"9. Title is to be free of liens and encumbrances other than those set forth herein. Evidence of title shall be a California Land Title Association standard coverage form policy of title insurance issued through Western Title Insurance and Guaranty Company to be paid for by seller [Ocean Air]. If seller is unable to convey a marketable title, except as herein provided, within one month after acceptance hereof by seller, or if the improvements on said property be destroyed or materially damaged prior to transfer of title, then, upon demand of buyer [Arkay], said deposit and all other sums paid by buyer shall be returned to buyer, and this agreement as between buyer and seller shall be of no further effect, and seller thereupon shall become obligated to pay all expenses incurred in connection with examination of title."
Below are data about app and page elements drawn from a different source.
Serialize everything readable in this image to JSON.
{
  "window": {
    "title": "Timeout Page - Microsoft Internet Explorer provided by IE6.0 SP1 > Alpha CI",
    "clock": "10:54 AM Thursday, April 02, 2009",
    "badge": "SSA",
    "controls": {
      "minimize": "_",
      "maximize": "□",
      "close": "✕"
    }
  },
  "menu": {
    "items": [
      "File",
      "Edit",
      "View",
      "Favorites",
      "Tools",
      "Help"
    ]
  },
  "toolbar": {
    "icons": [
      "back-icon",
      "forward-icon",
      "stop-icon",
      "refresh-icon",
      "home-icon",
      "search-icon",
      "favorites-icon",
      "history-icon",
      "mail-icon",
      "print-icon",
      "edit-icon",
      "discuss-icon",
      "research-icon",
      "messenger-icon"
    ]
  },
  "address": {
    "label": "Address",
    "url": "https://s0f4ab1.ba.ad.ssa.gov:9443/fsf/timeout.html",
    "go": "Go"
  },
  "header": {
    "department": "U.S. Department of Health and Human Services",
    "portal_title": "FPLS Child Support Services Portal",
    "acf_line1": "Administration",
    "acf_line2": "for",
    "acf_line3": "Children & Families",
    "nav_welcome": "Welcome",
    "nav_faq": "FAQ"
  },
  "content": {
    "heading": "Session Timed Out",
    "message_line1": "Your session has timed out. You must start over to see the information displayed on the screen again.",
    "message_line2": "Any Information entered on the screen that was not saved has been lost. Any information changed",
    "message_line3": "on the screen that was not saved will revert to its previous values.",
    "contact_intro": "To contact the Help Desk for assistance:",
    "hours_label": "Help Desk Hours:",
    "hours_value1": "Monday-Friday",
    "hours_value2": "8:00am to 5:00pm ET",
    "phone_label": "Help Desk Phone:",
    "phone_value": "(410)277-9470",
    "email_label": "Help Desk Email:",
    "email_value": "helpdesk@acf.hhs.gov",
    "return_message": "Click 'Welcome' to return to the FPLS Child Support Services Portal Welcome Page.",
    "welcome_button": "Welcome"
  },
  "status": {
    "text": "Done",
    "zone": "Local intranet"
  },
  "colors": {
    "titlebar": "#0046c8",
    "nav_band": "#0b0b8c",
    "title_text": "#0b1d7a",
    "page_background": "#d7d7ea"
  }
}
The first sentence establishes that Section 9 concerns freeing title of liens and encumbrances. The second sentence prescribes a form for evidence of title. The third and last sentence, upon which Ocean Air would rely, describes what is to occur in the event that "seller is unable to convey a marketable title. . . ." The third sentence does not say, in effect, "if seller is unable to convey title." If that were the language, then the seller's inability to convey, in terms of economic "impossibility," would perhaps be material. But such is not the case. The sentence concerns only the capability of seller to convey something that is well-defined in law, "a marketable title," meaning a title which is free of certain defects and no other sort of title. See note 3 infra. It concerns only marketability, not all aspects of title such as whether seller is financially able to acquire any title whatsoever. In the context of the first two sentences concerning encumbrances and evidence of title, any other interpretation is beyond reason.

It is apparent from a full reading of the section that the words "upon demand of buyer" modify all three clauses that follow. After the words "upon demand of buyer" appears the provision for return of the deposit, and then a comma. The section must be read so that the material following the comma, to wit, "and this agreement . . . shall be of no further effect," is predicated by the words "upon demand of buyer." Therefore, Section 9 does not say, "and upon the return of the funds to the buyer the agreement shall be of no further effect."


"Marketable title" is a term of art in real property law

"'[M]arketable title,' to which the vendee . . . is entitled, means a title which a reasonable purchaser, well informed as to the facts and their legal bearings, willing and anxious to perform his contract, would, in the exercise of that prudence which business men ordinarily bring to bear on such transactions, be willing and ought to accept." Staton v. Buster, 79 Cal. App. 428, 432, 249 P. 878, 880 (1926) (quoting); George v. Colvin, 98 Cal. App.2d 57, 62, 219 P.2d 64 (1950); Hocking v. Title Ins. & Trust Co., 37 Cal.2d 644, 649, 234 P.2d 625 (1951).


Appellant's brief lumps together the doctrines of impossibility, impracticability, and frustration of contract purpose. We have discussed impossibility in the text. This is not a proper case in which to apply the doctrine of frustration, wherein performance remains possible but its expected value to one of the parties has been destroyed by an intervening and fortuitous event. See Gold v. Salem Lutheran Home Ass'n of the Bay Cities, 53 Cal.2d 289, 1 Cal.Rptr. 343, 347 P.2d 687 (1959); Lloyd v. Murphy, 25 Cal. 2d 48, 153 p.2d 47 (1944). Nor is it claimed that one party acted to prevent the performance of another, as appears in Carlson v. Sheehan, 157 Cal. 692, 109 P.2d 29 (1910). Finally, this is not a case of impracticability, which involves conditions approaching impossibility. See Transatlantic Fin. Corp. v. United States (1966), 124 U.S.App.D.C. 183, 363 F.2d 312, 319. Merely a somewhat greater expense of performance than anticipated, is insufficient. Restatement, Contracts 467 (1932); Kennedy v. Reece, 225 Cal.App. 2d 717, 724-727, 37 Cal.Rptr. 708 (1964); Klauber v. San Diego Street-Car Co., 95 Cal. 353, 358, 30 P. 555 (1892); Carlson v. Sheehan, supra; Mineral Park Land Co. v. Howard, 172 Cal. 289, 156 P. 458 (1916). See also City of Vernon v. City of Los Angeles, 45 Cal.2d 710, 717-721, 290 P.2d 841 (1955) (extreme hardship); Foster v. Atlantic Ref. Co. (5 Cir. 1964), 329 F.2d 485, 489